- _Task directions_
Each record should be reproduced exactly.

- _Data_
== Segment start ==
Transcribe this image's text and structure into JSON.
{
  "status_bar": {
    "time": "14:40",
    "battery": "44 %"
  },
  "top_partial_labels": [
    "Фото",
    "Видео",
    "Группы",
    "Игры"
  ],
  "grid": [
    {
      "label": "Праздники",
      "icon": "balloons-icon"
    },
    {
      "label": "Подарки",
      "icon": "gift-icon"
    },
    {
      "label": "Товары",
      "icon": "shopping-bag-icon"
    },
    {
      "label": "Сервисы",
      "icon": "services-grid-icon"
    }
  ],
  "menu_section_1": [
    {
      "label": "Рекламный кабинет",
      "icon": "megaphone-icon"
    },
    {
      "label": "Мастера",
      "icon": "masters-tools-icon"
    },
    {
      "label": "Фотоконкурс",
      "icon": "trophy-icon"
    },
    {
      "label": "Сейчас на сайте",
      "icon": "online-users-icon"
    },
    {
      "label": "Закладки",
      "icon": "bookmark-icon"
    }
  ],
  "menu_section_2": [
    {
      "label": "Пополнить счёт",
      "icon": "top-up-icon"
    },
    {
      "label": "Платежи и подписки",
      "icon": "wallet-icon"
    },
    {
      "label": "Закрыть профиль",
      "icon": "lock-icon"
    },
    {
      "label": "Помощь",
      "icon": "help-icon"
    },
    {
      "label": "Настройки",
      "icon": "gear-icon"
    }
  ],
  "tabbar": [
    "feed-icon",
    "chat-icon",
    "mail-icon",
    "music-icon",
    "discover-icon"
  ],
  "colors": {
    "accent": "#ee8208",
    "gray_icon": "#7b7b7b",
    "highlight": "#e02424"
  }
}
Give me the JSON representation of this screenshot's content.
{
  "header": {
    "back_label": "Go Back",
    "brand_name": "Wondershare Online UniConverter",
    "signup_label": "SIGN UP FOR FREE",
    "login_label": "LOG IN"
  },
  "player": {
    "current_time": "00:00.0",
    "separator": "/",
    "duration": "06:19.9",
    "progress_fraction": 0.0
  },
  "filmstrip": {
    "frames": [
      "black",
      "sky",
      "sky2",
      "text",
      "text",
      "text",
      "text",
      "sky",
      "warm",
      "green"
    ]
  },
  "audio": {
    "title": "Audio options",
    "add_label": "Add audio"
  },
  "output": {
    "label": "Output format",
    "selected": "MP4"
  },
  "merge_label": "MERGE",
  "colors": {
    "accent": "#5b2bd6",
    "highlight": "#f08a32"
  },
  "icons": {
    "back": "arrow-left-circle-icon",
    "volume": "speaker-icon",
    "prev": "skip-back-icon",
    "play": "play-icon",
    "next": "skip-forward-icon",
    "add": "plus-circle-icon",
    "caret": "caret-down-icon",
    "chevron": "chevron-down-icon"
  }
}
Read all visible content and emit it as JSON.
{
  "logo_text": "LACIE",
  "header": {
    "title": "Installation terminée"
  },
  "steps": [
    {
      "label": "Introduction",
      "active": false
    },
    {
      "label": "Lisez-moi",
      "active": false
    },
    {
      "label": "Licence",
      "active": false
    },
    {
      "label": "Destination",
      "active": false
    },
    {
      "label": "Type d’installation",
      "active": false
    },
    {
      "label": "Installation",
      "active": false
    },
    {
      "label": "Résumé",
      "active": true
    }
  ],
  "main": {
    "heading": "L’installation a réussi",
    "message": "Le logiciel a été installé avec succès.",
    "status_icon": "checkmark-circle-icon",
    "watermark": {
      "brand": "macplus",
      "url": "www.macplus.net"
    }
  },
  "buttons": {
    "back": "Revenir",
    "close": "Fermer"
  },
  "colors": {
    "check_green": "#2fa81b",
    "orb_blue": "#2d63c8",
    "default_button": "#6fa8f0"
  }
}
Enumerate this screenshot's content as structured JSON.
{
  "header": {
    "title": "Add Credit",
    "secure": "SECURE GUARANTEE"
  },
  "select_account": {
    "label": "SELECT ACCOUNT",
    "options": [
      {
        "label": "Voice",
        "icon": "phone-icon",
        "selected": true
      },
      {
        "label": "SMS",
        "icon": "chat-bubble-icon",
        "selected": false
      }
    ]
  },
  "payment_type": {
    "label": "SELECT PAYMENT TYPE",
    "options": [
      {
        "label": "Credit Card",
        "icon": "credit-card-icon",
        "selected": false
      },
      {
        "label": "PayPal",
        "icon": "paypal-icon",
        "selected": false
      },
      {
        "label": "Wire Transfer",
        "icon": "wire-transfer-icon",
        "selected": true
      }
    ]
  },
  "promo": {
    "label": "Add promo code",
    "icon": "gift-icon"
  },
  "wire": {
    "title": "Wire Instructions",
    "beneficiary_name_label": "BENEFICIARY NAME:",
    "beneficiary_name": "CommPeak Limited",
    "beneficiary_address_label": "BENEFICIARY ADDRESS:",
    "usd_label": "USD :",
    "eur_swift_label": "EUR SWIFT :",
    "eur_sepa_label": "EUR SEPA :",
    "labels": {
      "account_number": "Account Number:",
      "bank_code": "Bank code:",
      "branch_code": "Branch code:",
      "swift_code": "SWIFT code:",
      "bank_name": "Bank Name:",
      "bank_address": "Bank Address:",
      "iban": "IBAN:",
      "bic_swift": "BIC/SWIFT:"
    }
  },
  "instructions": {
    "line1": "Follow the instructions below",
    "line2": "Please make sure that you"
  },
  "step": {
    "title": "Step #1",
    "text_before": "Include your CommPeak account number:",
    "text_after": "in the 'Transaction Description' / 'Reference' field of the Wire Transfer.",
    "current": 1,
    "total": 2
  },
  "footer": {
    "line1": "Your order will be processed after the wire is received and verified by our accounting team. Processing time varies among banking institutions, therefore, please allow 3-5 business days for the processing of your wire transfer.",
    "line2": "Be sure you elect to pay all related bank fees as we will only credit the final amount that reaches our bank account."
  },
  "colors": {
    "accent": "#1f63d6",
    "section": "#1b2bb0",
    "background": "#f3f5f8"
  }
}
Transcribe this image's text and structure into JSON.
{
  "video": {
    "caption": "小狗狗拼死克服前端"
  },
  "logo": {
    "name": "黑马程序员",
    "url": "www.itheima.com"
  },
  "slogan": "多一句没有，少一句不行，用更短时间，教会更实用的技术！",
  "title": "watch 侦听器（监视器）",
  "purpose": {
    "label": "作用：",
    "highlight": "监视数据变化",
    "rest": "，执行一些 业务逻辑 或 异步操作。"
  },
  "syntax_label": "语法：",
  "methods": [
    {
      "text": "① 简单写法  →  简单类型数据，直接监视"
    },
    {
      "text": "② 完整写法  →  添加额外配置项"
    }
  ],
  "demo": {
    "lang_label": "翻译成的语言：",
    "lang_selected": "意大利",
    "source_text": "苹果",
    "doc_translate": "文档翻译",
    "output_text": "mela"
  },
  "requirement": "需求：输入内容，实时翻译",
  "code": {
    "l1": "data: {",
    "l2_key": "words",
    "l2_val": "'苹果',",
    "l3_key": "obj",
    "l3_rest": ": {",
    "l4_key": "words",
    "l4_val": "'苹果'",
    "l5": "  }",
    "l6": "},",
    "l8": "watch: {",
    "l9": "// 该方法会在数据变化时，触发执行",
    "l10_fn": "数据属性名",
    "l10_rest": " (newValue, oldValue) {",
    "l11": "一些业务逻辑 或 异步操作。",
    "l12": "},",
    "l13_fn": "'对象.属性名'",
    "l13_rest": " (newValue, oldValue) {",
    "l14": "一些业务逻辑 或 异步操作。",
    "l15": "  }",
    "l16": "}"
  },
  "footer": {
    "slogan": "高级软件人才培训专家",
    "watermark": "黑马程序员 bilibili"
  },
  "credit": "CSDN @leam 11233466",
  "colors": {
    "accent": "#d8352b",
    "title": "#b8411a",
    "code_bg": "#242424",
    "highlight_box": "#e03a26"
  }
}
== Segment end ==
- _Task solution_
Transcribe this image's text and structure into JSON.
{
  "status_bar": {
    "time": "14:40",
    "battery": "44 %"
  },
  "top_partial_labels": [
    "Фото",
    "Видео",
    "Группы",
    "Игры"
  ],
  "grid": [
    {
      "label": "Праздники",
      "icon": "balloons-icon"
    },
    {
      "label": "Подарки",
      "icon": "gift-icon"
    },
    {
      "label": "Товары",
      "icon": "shopping-bag-icon"
    },
    {
      "label": "Сервисы",
      "icon": "services-grid-icon"
    }
  ],
  "menu_section_1": [
    {
      "label": "Рекламный кабинет",
      "icon": "megaphone-icon"
    },
    {
      "label": "Мастера",
      "icon": "masters-tools-icon"
    },
    {
      "label": "Фотоконкурс",
      "icon": "trophy-icon"
    },
    {
      "label": "Сейчас на сайте",
      "icon": "online-users-icon"
    },
    {
      "label": "Закладки",
      "icon": "bookmark-icon"
    }
  ],
  "menu_section_2": [
    {
      "label": "Пополнить счёт",
      "icon": "top-up-icon"
    },
    {
      "label": "Платежи и подписки",
      "icon": "wallet-icon"
    },
    {
      "label": "Закрыть профиль",
      "icon": "lock-icon"
    },
    {
      "label": "Помощь",
      "icon": "help-icon"
    },
    {
      "label": "Настройки",
      "icon": "gear-icon"
    }
  ],
  "tabbar": [
    "feed-icon",
    "chat-icon",
    "mail-icon",
    "music-icon",
    "discover-icon"
  ],
  "colors": {
    "accent": "#ee8208",
    "gray_icon": "#7b7b7b",
    "highlight": "#e02424"
  }
}
Give me the JSON representation of this screenshot's content.
{
  "header": {
    "back_label": "Go Back",
    "brand_name": "Wondershare Online UniConverter",
    "signup_label": "SIGN UP FOR FREE",
    "login_label": "LOG IN"
  },
  "player": {
    "current_time": "00:00.0",
    "separator": "/",
    "duration": "06:19.9",
    "progress_fraction": 0.0
  },
  "filmstrip": {
    "frames": [
      "black",
      "sky",
      "sky2",
      "text",
      "text",
      "text",
      "text",
      "sky",
      "warm",
      "green"
    ]
  },
  "audio": {
    "title": "Audio options",
    "add_label": "Add audio"
  },
  "output": {
    "label": "Output format",
    "selected": "MP4"
  },
  "merge_label": "MERGE",
  "colors": {
    "accent": "#5b2bd6",
    "highlight": "#f08a32"
  },
  "icons": {
    "back": "arrow-left-circle-icon",
    "volume": "speaker-icon",
    "prev": "skip-back-icon",
    "play": "play-icon",
    "next": "skip-forward-icon",
    "add": "plus-circle-icon",
    "caret": "caret-down-icon",
    "chevron": "chevron-down-icon"
  }
}
Read all visible content and emit it as JSON.
{
  "logo_text": "LACIE",
  "header": {
    "title": "Installation terminée"
  },
  "steps": [
    {
      "label": "Introduction",
      "active": false
    },
    {
      "label": "Lisez-moi",
      "active": false
    },
    {
      "label": "Licence",
      "active": false
    },
    {
      "label": "Destination",
      "active": false
    },
    {
      "label": "Type d’installation",
      "active": false
    },
    {
      "label": "Installation",
      "active": false
    },
    {
      "label": "Résumé",
      "active": true
    }
  ],
  "main": {
    "heading": "L’installation a réussi",
    "message": "Le logiciel a été installé avec succès.",
    "status_icon": "checkmark-circle-icon",
    "watermark": {
      "brand": "macplus",
      "url": "www.macplus.net"
    }
  },
  "buttons": {
    "back": "Revenir",
    "close": "Fermer"
  },
  "colors": {
    "check_green": "#2fa81b",
    "orb_blue": "#2d63c8",
    "default_button": "#6fa8f0"
  }
}
Enumerate this screenshot's content as structured JSON.
{
  "header": {
    "title": "Add Credit",
    "secure": "SECURE GUARANTEE"
  },
  "select_account": {
    "label": "SELECT ACCOUNT",
    "options": [
      {
        "label": "Voice",
        "icon": "phone-icon",
        "selected": true
      },
      {
        "label": "SMS",
        "icon": "chat-bubble-icon",
        "selected": false
      }
    ]
  },
  "payment_type": {
    "label": "SELECT PAYMENT TYPE",
    "options": [
      {
        "label": "Credit Card",
        "icon": "credit-card-icon",
        "selected": false
      },
      {
        "label": "PayPal",
        "icon": "paypal-icon",
        "selected": false
      },
      {
        "label": "Wire Transfer",
        "icon": "wire-transfer-icon",
        "selected": true
      }
    ]
  },
  "promo": {
    "label": "Add promo code",
    "icon": "gift-icon"
  },
  "wire": {
    "title": "Wire Instructions",
    "beneficiary_name_label": "BENEFICIARY NAME:",
    "beneficiary_name": "CommPeak Limited",
    "beneficiary_address_label": "BENEFICIARY ADDRESS:",
    "usd_label": "USD :",
    "eur_swift_label": "EUR SWIFT :",
    "eur_sepa_label": "EUR SEPA :",
    "labels": {
      "account_number": "Account Number:",
      "bank_code": "Bank code:",
      "branch_code": "Branch code:",
      "swift_code": "SWIFT code:",
      "bank_name": "Bank Name:",
      "bank_address": "Bank Address:",
      "iban": "IBAN:",
      "bic_swift": "BIC/SWIFT:"
    }
  },
  "instructions": {
    "line1": "Follow the instructions below",
    "line2": "Please make sure that you"
  },
  "step": {
    "title": "Step #1",
    "text_before": "Include your CommPeak account number:",
    "text_after": "in the 'Transaction Description' / 'Reference' field of the Wire Transfer.",
    "current": 1,
    "total": 2
  },
  "footer": {
    "line1": "Your order will be processed after the wire is received and verified by our accounting team. Processing time varies among banking institutions, therefore, please allow 3-5 business days for the processing of your wire transfer.",
    "line2": "Be sure you elect to pay all related bank fees as we will only credit the final amount that reaches our bank account."
  },
  "colors": {
    "accent": "#1f63d6",
    "section": "#1b2bb0",
    "background": "#f3f5f8"
  }
}
Transcribe this image's text and structure into JSON.
{
  "video": {
    "caption": "小狗狗拼死克服前端"
  },
  "logo": {
    "name": "黑马程序员",
    "url": "www.itheima.com"
  },
  "slogan": "多一句没有，少一句不行，用更短时间，教会更实用的技术！",
  "title": "watch 侦听器（监视器）",
  "purpose": {
    "label": "作用：",
    "highlight": "监视数据变化",
    "rest": "，执行一些 业务逻辑 或 异步操作。"
  },
  "syntax_label": "语法：",
  "methods": [
    {
      "text": "① 简单写法  →  简单类型数据，直接监视"
    },
    {
      "text": "② 完整写法  →  添加额外配置项"
    }
  ],
  "demo": {
    "lang_label": "翻译成的语言：",
    "lang_selected": "意大利",
    "source_text": "苹果",
    "doc_translate": "文档翻译",
    "output_text": "mela"
  },
  "requirement": "需求：输入内容，实时翻译",
  "code": {
    "l1": "data: {",
    "l2_key": "words",
    "l2_val": "'苹果',",
    "l3_key": "obj",
    "l3_rest": ": {",
    "l4_key": "words",
    "l4_val": "'苹果'",
    "l5": "  }",
    "l6": "},",
    "l8": "watch: {",
    "l9": "// 该方法会在数据变化时，触发执行",
    "l10_fn": "数据属性名",
    "l10_rest": " (newValue, oldValue) {",
    "l11": "一些业务逻辑 或 异步操作。",
    "l12": "},",
    "l13_fn": "'对象.属性名'",
    "l13_rest": " (newValue, oldValue) {",
    "l14": "一些业务逻辑 或 异步操作。",
    "l15": "  }",
    "l16": "}"
  },
  "footer": {
    "slogan": "高级软件人才培训专家",
    "watermark": "黑马程序员 bilibili"
  },
  "credit": "CSDN @leam 11233466",
  "colors": {
    "accent": "#d8352b",
    "title": "#b8411a",
    "code_bg": "#242424",
    "highlight_box": "#e03a26"
  }
}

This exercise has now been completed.